When did you discover your passion/interest in birds?
Like lots of people, my interest started in childhood. My dad wasn’t strictly a birder but loves birds and wildlife so was always pointing things out to us. We had birds as pets too, my first pet was a canary I named Jenny (after my best friend in kindy). While I had an interest I wouldn’t say it was a full passion until I was at uni, I did some bird surveys as part of my undergrad and stumbled across a bird project in my Honours year. Then I was well and truly hooked. I’m so lucky that my job allows me to revel in my love of birds.
Which Australian bird is your favourite and why?
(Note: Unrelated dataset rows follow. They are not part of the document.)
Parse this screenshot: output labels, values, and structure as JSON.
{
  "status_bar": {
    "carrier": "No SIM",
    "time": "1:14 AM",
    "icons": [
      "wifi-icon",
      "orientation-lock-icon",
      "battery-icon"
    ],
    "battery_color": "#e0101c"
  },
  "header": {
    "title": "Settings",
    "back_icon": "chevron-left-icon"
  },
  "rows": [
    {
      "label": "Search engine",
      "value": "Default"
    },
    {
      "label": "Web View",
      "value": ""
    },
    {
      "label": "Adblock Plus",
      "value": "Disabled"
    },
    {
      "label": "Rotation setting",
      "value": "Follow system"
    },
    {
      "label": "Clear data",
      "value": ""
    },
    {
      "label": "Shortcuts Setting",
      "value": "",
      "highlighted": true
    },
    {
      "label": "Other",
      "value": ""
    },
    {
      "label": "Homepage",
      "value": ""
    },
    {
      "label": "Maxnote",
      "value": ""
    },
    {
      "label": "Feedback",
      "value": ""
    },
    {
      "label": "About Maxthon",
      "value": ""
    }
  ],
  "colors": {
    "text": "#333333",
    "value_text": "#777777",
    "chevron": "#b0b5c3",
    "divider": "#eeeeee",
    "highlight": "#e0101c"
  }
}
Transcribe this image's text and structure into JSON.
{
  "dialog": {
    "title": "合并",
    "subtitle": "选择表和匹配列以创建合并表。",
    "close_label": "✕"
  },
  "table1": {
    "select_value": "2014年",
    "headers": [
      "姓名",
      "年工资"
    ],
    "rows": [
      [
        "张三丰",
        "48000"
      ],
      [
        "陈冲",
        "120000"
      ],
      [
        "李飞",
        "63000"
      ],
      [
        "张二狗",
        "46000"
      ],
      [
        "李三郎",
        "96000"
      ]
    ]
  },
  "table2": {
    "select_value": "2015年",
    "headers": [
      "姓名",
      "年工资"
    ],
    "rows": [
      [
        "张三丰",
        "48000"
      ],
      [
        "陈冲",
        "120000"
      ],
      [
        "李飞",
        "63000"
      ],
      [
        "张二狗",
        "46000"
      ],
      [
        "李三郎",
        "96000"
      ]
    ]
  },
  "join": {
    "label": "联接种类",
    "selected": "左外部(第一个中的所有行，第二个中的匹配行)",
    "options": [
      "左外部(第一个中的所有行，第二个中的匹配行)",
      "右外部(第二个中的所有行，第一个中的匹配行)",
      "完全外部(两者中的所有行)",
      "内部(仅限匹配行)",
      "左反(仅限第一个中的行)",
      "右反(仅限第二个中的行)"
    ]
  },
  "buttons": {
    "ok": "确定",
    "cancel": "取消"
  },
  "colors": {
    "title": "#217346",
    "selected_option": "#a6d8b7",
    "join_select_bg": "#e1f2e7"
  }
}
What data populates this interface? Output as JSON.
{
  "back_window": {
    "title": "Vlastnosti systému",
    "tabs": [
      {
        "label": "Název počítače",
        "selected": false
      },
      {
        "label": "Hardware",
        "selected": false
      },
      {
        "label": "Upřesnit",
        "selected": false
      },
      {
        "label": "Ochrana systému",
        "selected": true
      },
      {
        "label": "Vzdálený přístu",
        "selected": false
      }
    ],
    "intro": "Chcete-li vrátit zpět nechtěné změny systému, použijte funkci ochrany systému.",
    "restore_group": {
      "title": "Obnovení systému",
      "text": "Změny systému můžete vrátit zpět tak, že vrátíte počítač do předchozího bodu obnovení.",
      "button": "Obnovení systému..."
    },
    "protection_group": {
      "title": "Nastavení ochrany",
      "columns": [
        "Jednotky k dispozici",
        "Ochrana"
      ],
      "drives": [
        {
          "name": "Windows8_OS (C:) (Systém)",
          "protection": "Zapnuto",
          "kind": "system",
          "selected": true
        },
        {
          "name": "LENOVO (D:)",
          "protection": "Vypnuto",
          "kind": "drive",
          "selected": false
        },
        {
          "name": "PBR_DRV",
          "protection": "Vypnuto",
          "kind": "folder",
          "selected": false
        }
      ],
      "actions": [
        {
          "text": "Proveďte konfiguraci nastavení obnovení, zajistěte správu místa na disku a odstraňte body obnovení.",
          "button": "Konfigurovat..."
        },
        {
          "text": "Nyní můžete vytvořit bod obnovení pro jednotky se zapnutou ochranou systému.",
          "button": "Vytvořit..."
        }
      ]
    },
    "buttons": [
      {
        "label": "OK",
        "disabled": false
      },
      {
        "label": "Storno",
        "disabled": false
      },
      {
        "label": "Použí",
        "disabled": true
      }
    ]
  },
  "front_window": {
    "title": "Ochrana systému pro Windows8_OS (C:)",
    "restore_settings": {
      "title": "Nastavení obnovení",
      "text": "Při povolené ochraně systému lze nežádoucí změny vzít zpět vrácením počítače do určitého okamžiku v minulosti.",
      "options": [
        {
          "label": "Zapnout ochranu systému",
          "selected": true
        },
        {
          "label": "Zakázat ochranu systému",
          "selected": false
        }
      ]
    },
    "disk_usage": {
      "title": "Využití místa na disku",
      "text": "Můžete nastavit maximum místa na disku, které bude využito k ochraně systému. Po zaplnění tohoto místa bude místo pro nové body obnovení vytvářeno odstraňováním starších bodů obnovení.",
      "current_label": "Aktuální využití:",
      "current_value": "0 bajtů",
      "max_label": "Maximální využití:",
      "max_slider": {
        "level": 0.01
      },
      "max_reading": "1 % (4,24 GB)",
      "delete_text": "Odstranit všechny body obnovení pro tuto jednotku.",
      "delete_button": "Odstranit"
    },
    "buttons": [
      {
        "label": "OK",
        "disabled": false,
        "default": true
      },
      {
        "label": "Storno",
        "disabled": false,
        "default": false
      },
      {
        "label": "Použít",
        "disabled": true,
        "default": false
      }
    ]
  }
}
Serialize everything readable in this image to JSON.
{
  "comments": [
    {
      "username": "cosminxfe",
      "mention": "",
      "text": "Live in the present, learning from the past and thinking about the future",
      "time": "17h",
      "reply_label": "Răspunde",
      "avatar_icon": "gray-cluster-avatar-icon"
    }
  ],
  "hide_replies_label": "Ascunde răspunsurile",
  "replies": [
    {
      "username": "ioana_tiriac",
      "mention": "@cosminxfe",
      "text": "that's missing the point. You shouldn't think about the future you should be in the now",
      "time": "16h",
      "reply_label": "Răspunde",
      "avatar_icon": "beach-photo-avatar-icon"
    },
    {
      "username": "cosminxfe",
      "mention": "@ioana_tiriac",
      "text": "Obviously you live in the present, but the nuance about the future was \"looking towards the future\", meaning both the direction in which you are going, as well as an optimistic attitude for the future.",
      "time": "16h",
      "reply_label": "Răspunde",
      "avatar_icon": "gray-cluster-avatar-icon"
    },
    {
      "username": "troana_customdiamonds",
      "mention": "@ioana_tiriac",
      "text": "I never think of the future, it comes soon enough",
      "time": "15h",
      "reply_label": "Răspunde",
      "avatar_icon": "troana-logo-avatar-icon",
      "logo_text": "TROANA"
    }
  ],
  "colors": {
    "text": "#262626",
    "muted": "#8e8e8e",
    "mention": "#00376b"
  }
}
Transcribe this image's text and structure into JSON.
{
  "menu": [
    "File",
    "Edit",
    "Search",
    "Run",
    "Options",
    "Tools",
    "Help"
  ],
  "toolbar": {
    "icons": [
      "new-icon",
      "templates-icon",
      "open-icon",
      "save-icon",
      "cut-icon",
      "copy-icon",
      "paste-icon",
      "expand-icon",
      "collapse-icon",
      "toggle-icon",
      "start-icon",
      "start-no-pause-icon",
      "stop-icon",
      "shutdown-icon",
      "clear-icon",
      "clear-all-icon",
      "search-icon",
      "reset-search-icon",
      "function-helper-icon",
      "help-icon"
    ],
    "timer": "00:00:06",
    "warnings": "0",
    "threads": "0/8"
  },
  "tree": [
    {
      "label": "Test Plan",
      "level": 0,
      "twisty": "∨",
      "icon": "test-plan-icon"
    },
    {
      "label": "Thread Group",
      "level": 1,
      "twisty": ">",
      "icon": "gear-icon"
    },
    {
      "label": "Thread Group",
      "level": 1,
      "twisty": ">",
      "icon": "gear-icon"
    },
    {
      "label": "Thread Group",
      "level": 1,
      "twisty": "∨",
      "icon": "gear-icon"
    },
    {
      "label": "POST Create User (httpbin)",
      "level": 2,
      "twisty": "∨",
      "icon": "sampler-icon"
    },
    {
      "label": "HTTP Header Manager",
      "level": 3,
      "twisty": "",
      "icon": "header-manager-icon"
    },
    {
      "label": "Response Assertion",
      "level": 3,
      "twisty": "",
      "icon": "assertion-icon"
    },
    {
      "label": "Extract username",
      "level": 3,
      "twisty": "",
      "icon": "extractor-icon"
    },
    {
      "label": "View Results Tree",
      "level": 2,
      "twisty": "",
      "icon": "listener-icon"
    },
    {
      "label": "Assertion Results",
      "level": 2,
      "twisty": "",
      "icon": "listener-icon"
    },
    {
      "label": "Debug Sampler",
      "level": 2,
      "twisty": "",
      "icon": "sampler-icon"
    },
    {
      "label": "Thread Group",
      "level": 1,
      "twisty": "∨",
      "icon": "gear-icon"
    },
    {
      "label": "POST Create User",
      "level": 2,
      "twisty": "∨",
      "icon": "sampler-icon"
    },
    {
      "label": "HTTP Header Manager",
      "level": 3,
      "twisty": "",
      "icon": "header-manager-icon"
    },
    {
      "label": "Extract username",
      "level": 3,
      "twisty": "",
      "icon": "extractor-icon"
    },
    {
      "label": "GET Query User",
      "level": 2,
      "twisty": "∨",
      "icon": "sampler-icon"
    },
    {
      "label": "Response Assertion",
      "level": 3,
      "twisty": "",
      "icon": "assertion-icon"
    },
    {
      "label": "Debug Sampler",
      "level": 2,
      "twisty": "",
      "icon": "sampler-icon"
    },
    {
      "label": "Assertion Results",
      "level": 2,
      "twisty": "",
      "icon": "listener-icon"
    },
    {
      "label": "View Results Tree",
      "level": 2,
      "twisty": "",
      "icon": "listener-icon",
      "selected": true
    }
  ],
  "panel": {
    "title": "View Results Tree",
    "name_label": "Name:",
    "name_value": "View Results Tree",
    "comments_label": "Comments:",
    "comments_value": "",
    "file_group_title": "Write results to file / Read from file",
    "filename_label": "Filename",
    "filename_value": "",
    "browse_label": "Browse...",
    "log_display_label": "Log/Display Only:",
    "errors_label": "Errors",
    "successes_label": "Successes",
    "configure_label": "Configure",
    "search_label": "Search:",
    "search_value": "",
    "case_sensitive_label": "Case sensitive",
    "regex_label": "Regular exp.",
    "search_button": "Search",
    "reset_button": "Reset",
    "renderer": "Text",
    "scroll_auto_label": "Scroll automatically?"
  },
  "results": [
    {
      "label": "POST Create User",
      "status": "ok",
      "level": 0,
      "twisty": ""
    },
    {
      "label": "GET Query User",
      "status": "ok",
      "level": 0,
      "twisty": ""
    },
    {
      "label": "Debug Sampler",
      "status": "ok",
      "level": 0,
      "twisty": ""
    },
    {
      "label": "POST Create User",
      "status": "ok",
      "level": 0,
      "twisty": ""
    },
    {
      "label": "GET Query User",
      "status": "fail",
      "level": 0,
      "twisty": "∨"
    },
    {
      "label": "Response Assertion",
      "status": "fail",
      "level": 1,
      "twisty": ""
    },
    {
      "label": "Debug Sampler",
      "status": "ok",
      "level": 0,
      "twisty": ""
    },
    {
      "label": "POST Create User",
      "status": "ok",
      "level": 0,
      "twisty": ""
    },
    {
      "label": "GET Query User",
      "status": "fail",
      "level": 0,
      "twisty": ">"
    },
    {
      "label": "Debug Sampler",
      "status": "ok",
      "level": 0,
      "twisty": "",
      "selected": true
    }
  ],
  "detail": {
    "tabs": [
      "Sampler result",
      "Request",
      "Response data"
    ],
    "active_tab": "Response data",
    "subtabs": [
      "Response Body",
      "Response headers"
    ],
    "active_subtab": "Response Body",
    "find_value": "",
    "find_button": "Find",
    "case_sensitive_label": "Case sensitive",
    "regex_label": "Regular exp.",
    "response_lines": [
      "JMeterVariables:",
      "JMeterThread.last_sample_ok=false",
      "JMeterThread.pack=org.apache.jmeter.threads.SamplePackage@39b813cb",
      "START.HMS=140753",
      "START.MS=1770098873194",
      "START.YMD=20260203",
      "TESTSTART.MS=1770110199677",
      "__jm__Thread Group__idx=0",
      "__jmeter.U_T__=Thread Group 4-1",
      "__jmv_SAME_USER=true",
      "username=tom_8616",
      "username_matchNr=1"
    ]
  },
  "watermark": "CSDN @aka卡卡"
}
Everyone who knows me knows about my obsession with Superb Fairy-wrens. I did my PhD on them (and strangely enough am still not sick of them). To me it isn’t the ‘cute’ factor with them – it’s that there is actually more to them than just that. They have such a fascinating social life – playing happy families, all the while the male is out trying to pick up other ladies, and the female is being visited by neighouring males (then she is sneaking out before dawn to find her favourite neighbour). They are what we call socially monogamous. I love that term – it’s all very Bold and the Beautiful!
My slightly newer obsession is with Powerful Owls. They are such an impressive sight – big, of course powerful and they look at you with what I would describe as total disinterest and even disdain. They know they are the top of the food chain. They are also a threatened species – yet one that is living more and more frequently in our east coast cities. Everything about them says that they shouldn’t be an urban bird – yet they are!
Where will you be doing the #AussieBirdCount?
Where ever I can! Definitely at home – my backyard bird list is actually really unexciting – but those unexciting birds are just as important to the count as the rarer ones. I will also sneak in a few counts at the local park while I chase after my toddler. She is turning into quite a little bird watcher so I will rope her in as well.